Parasite Eve was born from the JRPG rush that flooded onto the original Playstation in the West after the success of Final Fantasy VII. During this time we see many new franchises that never left Japan coming over to the West as well as several franchises from the days of the 16-bit era coming over as enhanced ports on the PS1. Square Enix, one of the top developers and publishers of JRPGs, decided to create a Western-focused action RPG that was developed by Americans working closely with some of Japan’s top talent. The result is the survival horror and RPG hybrid Parasite Eve, that doesn’t quite capture the hearts of either fan, but is an undeniably unique title.
Not the most popular console among the GH101 community, but thanks to a handful of people we have a short, but delightful list of games beloved on Sony’s first portable. Be sure to give it a listen and find out what’s coming up for our July Top 10. We didn’t write out the top 10 because the podcast is so short (10 minutes) and it would spoil the fun. Go listen!

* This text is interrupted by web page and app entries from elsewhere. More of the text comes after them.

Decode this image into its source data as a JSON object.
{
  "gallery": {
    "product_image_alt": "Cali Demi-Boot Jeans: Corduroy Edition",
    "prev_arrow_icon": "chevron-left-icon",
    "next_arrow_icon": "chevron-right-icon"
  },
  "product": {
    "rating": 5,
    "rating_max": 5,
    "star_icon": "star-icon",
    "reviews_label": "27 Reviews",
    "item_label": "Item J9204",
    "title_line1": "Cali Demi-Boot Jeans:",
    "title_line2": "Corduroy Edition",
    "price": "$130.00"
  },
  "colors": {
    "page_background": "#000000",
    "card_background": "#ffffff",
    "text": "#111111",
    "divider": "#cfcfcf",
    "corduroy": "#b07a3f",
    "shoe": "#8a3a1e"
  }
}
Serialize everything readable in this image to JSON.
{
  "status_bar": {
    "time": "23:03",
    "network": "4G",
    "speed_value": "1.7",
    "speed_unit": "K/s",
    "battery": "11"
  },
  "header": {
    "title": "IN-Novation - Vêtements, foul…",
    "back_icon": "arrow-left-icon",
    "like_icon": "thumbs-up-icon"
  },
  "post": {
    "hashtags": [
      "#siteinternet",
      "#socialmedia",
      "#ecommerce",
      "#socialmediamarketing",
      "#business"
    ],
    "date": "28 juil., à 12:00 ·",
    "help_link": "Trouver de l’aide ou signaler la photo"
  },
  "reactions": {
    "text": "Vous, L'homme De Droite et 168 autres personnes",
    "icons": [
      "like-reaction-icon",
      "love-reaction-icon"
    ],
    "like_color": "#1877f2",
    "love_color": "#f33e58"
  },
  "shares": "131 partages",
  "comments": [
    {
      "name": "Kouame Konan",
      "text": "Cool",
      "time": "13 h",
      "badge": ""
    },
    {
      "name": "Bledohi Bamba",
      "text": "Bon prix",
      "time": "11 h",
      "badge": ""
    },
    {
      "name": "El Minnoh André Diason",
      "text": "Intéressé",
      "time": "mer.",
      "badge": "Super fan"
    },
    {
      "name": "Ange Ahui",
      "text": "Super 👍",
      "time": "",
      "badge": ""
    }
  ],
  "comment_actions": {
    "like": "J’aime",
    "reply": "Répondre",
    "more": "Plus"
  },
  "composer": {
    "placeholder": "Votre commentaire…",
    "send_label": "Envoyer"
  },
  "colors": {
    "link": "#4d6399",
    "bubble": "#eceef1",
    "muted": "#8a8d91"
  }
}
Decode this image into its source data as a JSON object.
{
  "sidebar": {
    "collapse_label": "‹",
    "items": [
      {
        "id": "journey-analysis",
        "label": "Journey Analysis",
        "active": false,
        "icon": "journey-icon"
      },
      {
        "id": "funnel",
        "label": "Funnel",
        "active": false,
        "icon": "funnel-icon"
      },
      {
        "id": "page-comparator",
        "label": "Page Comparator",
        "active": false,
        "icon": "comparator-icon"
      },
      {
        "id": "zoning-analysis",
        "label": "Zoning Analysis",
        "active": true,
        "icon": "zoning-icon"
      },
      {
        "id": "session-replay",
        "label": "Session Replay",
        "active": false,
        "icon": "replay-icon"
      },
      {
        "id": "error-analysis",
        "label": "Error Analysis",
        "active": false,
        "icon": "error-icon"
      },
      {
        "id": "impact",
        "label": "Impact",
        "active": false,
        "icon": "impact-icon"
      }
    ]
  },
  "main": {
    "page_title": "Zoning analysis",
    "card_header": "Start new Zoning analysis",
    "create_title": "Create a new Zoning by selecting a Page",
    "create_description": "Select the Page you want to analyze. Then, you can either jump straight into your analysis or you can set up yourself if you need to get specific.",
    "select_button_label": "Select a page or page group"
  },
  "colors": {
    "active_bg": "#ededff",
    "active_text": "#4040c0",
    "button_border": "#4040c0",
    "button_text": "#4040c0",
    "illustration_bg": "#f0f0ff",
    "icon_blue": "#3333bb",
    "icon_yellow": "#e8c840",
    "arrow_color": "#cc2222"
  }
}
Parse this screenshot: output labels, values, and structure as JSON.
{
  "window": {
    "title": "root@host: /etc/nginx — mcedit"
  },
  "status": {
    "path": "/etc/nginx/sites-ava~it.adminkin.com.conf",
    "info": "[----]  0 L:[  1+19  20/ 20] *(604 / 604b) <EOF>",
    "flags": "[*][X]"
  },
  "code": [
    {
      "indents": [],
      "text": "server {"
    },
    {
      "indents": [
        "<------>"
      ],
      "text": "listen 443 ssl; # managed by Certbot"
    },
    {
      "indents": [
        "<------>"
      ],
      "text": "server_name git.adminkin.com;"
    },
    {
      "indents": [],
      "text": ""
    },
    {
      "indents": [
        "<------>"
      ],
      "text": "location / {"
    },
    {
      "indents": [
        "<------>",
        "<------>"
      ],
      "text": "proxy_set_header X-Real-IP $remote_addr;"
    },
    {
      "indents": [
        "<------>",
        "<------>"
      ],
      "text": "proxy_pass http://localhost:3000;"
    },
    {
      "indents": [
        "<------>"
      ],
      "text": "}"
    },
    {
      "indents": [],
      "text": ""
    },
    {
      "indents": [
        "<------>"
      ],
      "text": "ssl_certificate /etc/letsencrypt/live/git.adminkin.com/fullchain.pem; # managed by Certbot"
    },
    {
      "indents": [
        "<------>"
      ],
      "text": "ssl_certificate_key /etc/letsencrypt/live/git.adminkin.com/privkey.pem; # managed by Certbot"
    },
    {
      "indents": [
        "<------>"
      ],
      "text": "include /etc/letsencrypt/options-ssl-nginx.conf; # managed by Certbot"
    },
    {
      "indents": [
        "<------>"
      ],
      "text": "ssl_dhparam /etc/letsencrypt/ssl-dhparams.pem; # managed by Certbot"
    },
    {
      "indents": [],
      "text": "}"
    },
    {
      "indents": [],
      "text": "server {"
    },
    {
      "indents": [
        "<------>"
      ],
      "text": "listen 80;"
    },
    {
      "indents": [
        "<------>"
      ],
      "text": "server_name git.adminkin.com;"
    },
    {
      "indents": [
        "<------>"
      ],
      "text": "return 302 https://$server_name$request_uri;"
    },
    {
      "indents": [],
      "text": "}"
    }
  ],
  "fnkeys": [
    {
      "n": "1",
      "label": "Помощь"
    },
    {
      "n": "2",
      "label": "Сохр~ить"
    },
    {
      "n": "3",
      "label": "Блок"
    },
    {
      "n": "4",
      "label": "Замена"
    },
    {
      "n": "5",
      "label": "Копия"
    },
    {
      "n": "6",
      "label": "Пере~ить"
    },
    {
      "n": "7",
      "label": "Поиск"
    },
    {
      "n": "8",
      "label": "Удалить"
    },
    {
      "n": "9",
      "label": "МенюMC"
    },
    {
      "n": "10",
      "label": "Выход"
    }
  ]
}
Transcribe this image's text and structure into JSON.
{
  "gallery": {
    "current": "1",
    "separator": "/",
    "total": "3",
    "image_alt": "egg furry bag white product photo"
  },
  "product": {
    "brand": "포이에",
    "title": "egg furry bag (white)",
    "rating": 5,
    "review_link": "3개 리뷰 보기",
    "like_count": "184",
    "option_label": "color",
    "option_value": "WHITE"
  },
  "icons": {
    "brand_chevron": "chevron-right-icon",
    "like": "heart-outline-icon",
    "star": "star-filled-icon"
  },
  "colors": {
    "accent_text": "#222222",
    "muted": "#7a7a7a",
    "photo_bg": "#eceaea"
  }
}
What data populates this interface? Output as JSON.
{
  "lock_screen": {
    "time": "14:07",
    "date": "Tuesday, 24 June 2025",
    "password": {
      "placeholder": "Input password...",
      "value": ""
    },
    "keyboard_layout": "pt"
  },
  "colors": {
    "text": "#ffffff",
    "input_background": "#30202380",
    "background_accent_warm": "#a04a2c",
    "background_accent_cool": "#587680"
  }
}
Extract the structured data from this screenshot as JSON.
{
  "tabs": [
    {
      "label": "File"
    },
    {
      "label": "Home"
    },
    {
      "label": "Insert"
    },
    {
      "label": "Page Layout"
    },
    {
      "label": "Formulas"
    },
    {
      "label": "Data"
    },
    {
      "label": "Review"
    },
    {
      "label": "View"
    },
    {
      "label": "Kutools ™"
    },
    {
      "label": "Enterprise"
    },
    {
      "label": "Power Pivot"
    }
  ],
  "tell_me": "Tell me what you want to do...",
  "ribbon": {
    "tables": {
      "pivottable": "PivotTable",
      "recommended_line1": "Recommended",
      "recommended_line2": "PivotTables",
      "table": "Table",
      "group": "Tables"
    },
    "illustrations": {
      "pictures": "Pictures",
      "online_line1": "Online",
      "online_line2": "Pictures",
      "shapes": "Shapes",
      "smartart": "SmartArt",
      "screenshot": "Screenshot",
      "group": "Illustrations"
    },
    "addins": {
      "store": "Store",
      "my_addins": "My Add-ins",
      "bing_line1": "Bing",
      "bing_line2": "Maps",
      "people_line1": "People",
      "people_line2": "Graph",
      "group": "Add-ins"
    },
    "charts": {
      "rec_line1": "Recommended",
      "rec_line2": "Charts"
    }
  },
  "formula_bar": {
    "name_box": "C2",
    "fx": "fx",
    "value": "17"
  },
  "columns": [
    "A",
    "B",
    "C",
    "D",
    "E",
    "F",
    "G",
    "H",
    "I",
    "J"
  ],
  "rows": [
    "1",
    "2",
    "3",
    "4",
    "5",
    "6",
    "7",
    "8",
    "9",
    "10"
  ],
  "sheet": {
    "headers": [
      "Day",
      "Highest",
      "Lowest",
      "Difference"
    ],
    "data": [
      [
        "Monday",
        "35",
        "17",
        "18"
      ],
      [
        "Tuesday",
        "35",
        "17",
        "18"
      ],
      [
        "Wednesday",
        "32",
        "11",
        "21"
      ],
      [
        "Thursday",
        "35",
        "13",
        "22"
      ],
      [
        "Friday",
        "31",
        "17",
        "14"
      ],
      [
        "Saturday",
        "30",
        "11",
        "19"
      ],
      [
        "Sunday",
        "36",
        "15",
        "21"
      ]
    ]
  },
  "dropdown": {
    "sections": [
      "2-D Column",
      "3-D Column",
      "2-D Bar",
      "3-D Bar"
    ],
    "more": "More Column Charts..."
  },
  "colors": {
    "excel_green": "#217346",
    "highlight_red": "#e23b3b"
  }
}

For this month, Jam and Fred are discussing the top 10 games for the Playstation Portable (PSP). Despite being an emulation and piracy machine from the moment it released, the PSP is not only an impressive piece of hardware but it also provided a library of great software. Clearly some games stand out on both our lists but what was most impressive were the rock solid titles that one of us never even knew existed. If you look at the full article you can see our top 10 without listening to the podcast.
Suikoden has always been regarded as one of those many staple JRPGs that graced the North American Playstation with its presence after Final Fantasy VII paved the way for the genre to become mainstream in the United States. In contrast to Square’s innovative title, Suikoden is a transplant from the late SNES days and to a certain extent its 16-bit roots show (and not just graphically). Couple that with developer Konami being relatively new to RPGs itself and you see why the overall game feels like a dated throwback to the days before even Final Fantasy IV or VI (II or III in the US), but despite these shortcomings there is the foundation of a much stronger title. Oh yeah, and did I mention that the game has up to 108 playable characters?
Suikoden is based off of the Chinese novel Shui Hu Zhuan (which basically translates to the same name) that tells a tale of politics, religion, revolution, and social unrest, which is somewhat common of Eastern storytelling in classic literature. You play as a hero – named whatever you choose – that enters into the posh world of being the son of the empire’s top military officer. It’s early in your life and no one respects you yet. When your father travels off to the north to protect the borders, an adventure unfolds that has you not only questioning everything you know, but lands you as the rebel leader for the army opposing the empire. There is, of course, a lot more to it than that, but for the sake of the review and your enjoyment with the game, we’ll leave it there. From the very start you can tell that Suikoden is going to throw more characters at you than you may be used to. Some of the earliest missions you partake on have you hot-swapping up to six characters, many of which will join your party along the way and you’ll be using in battle within moments. Read the rest of this entry »